- **TASK TO COMPLETE**
An exact copy of the entries below is the expected answer.
○ ○ ○ ○
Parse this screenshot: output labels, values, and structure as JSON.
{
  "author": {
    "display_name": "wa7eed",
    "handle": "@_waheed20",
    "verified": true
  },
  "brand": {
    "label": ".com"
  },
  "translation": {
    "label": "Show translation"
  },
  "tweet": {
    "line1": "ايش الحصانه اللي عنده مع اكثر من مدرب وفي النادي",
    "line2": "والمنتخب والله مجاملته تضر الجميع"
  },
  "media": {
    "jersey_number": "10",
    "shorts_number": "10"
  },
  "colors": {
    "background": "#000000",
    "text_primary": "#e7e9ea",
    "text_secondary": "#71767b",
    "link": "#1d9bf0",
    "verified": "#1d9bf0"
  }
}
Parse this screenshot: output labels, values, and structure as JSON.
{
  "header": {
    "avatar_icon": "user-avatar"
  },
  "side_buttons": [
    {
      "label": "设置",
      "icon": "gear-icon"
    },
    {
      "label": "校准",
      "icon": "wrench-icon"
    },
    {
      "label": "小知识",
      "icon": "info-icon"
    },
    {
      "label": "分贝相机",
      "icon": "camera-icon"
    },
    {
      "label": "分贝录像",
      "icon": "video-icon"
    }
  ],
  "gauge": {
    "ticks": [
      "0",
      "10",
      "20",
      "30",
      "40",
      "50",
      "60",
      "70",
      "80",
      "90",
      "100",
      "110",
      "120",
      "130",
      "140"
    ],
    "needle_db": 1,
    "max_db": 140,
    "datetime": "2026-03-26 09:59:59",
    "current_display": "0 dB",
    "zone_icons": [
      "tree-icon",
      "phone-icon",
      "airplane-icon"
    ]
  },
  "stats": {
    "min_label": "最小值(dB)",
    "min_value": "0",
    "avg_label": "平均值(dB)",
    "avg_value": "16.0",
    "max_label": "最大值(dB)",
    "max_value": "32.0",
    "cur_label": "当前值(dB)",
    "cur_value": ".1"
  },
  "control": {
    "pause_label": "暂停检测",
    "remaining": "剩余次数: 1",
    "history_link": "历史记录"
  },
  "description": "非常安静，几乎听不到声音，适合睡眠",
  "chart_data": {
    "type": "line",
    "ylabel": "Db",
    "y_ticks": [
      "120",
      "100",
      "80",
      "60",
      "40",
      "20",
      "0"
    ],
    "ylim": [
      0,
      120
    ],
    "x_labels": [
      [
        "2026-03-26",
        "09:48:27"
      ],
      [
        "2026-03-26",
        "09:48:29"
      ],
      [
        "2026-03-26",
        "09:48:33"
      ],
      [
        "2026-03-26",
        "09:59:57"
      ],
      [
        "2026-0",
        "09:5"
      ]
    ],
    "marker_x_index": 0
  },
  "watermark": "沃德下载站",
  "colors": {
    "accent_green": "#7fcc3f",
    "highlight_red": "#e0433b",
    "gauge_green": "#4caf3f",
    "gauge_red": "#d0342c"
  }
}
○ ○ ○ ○
- **OUTPUT BELOW**
Parse this screenshot: output labels, values, and structure as JSON.
{
  "author": {
    "display_name": "wa7eed",
    "handle": "@_waheed20",
    "verified": true
  },
  "brand": {
    "label": ".com"
  },
  "translation": {
    "label": "Show translation"
  },
  "tweet": {
    "line1": "ايش الحصانه اللي عنده مع اكثر من مدرب وفي النادي",
    "line2": "والمنتخب والله مجاملته تضر الجميع"
  },
  "media": {
    "jersey_number": "10",
    "shorts_number": "10"
  },
  "colors": {
    "background": "#000000",
    "text_primary": "#e7e9ea",
    "text_secondary": "#71767b",
    "link": "#1d9bf0",
    "verified": "#1d9bf0"
  }
}
Parse this screenshot: output labels, values, and structure as JSON.
{
  "header": {
    "avatar_icon": "user-avatar"
  },
  "side_buttons": [
    {
      "label": "设置",
      "icon": "gear-icon"
    },
    {
      "label": "校准",
      "icon": "wrench-icon"
    },
    {
      "label": "小知识",
      "icon": "info-icon"
    },
    {
      "label": "分贝相机",
      "icon": "camera-icon"
    },
    {
      "label": "分贝录像",
      "icon": "video-icon"
    }
  ],
  "gauge": {
    "ticks": [
      "0",
      "10",
      "20",
      "30",
      "40",
      "50",
      "60",
      "70",
      "80",
      "90",
      "100",
      "110",
      "120",
      "130",
      "140"
    ],
    "needle_db": 1,
    "max_db": 140,
    "datetime": "2026-03-26 09:59:59",
    "current_display": "0 dB",
    "zone_icons": [
      "tree-icon",
      "phone-icon",
      "airplane-icon"
    ]
  },
  "stats": {
    "min_label": "最小值(dB)",
    "min_value": "0",
    "avg_label": "平均值(dB)",
    "avg_value": "16.0",
    "max_label": "最大值(dB)",
    "max_value": "32.0",
    "cur_label": "当前值(dB)",
    "cur_value": ".1"
  },
  "control": {
    "pause_label": "暂停检测",
    "remaining": "剩余次数: 1",
    "history_link": "历史记录"
  },
  "description": "非常安静，几乎听不到声音，适合睡眠",
  "chart_data": {
    "type": "line",
    "ylabel": "Db",
    "y_ticks": [
      "120",
      "100",
      "80",
      "60",
      "40",
      "20",
      "0"
    ],
    "ylim": [
      0,
      120
    ],
    "x_labels": [
      [
        "2026-03-26",
        "09:48:27"
      ],
      [
        "2026-03-26",
        "09:48:29"
      ],
      [
        "2026-03-26",
        "09:48:33"
      ],
      [
        "2026-03-26",
        "09:59:57"
      ],
      [
        "2026-0",
        "09:5"
      ]
    ],
    "marker_x_index": 0
  },
  "watermark": "沃德下载站",
  "colors": {
    "accent_green": "#7fcc3f",
    "highlight_red": "#e0433b",
    "gauge_green": "#4caf3f",
    "gauge_red": "#d0342c"
  }
}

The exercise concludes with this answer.